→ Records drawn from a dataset

##########

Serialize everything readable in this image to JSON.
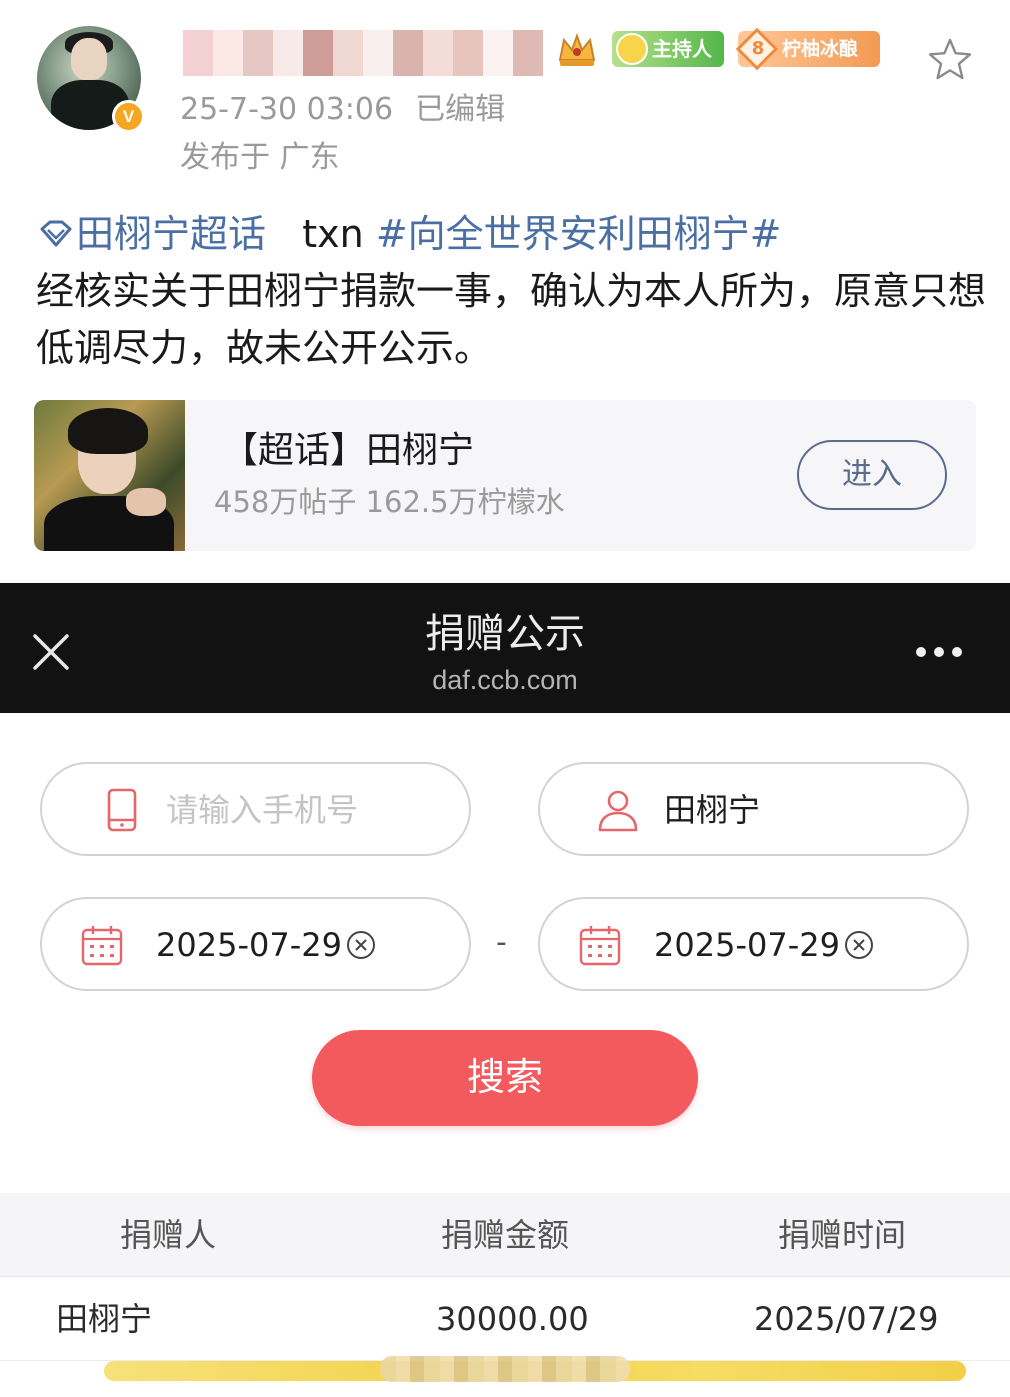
{
  "post": {
    "timestamp": "25-7-30 03:06",
    "edited_label": "已编辑",
    "location": "发布于 广东",
    "badges": {
      "host": "主持人",
      "level_number": "8",
      "level_name": "柠柚冰酿"
    },
    "text": {
      "topic_label": "田栩宁超话",
      "prefix": "txn",
      "hashtag": "#向全世界安利田栩宁#",
      "body": "经核实关于田栩宁捐款一事，确认为本人所为，原意只想低调尽力，故未公开公示。"
    },
    "card": {
      "title": "【超话】田栩宁",
      "stats": "458万帖子 162.5万柠檬水",
      "enter_label": "进入"
    }
  },
  "webview": {
    "title": "捐赠公示",
    "url": "daf.ccb.com",
    "phone_placeholder": "请输入手机号",
    "name_value": "田栩宁",
    "date_from": "2025-07-29",
    "date_to": "2025-07-29",
    "range_separator": "-",
    "search_label": "搜索",
    "table": {
      "headers": [
        "捐赠人",
        "捐赠金额",
        "捐赠时间"
      ],
      "rows": [
        {
          "donor": "田栩宁",
          "amount": "30000.00",
          "date": "2025/07/29"
        }
      ]
    }
  },
  "colors": {
    "link": "#4a6fa5",
    "search_button": "#f25a5e",
    "field_icon": "#e5676b",
    "titlebar": "#121212"
  },
  "icons": [
    "avatar",
    "verified-v-icon",
    "crown-icon",
    "host-badge-icon",
    "level-diamond-icon",
    "star-icon",
    "supertopic-diamond-icon",
    "close-icon",
    "more-icon",
    "phone-icon",
    "user-icon",
    "calendar-icon",
    "clear-icon"
  ]
}
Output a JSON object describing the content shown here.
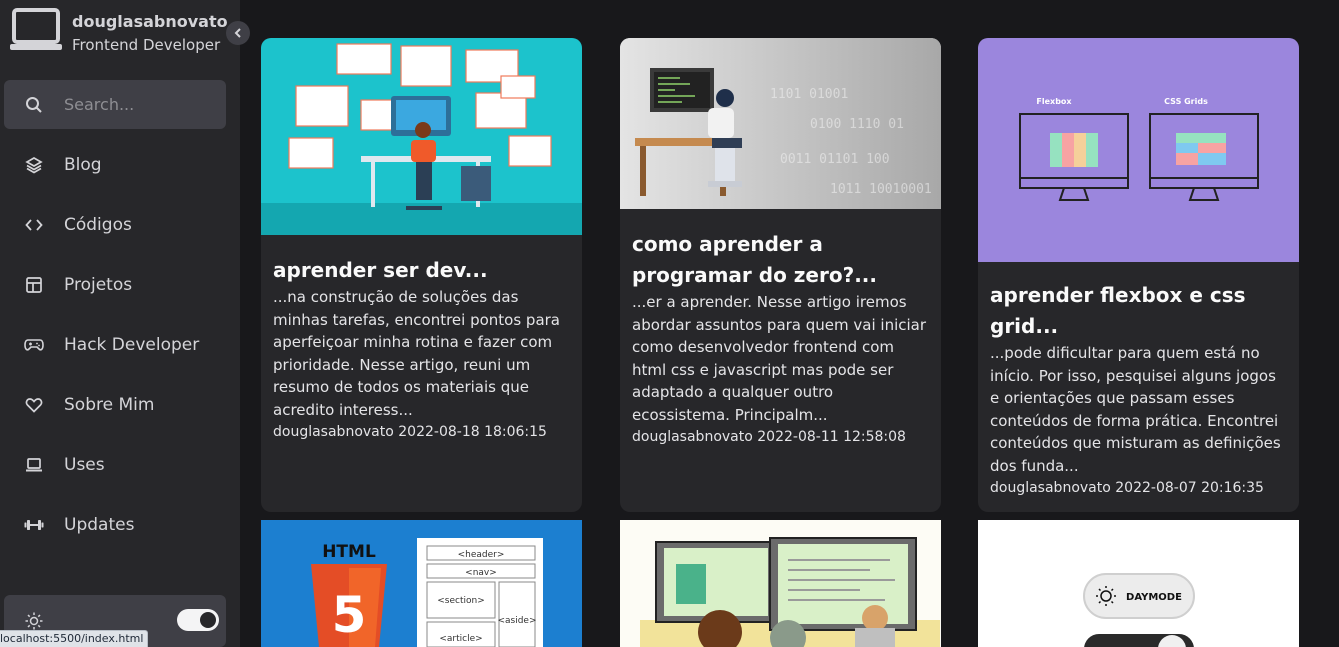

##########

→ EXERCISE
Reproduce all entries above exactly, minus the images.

→ TASK OUTPUT
Serialize everything readable in this image to JSON.
{
  "post": {
    "timestamp": "25-7-30 03:06",
    "edited_label": "已编辑",
    "location": "发布于 广东",
    "badges": {
      "host": "主持人",
      "level_number": "8",
      "level_name": "柠柚冰酿"
    },
    "text": {
      "topic_label": "田栩宁超话",
      "prefix": "txn",
      "hashtag": "#向全世界安利田栩宁#",
      "body": "经核实关于田栩宁捐款一事，确认为本人所为，原意只想低调尽力，故未公开公示。"
    },
    "card": {
      "title": "【超话】田栩宁",
      "stats": "458万帖子 162.5万柠檬水",
      "enter_label": "进入"
    }
  },
  "webview": {
    "title": "捐赠公示",
    "url": "daf.ccb.com",
    "phone_placeholder": "请输入手机号",
    "name_value": "田栩宁",
    "date_from": "2025-07-29",
    "date_to": "2025-07-29",
    "range_separator": "-",
    "search_label": "搜索",
    "table": {
      "headers": [
        "捐赠人",
        "捐赠金额",
        "捐赠时间"
      ],
      "rows": [
        {
          "donor": "田栩宁",
          "amount": "30000.00",
          "date": "2025/07/29"
        }
      ]
    }
  },
  "colors": {
    "link": "#4a6fa5",
    "search_button": "#f25a5e",
    "field_icon": "#e5676b",
    "titlebar": "#121212"
  },
  "icons": [
    "avatar",
    "verified-v-icon",
    "crown-icon",
    "host-badge-icon",
    "level-diamond-icon",
    "star-icon",
    "supertopic-diamond-icon",
    "close-icon",
    "more-icon",
    "phone-icon",
    "user-icon",
    "calendar-icon",
    "clear-icon"
  ]
}
Output a JSON object describing the content shown here.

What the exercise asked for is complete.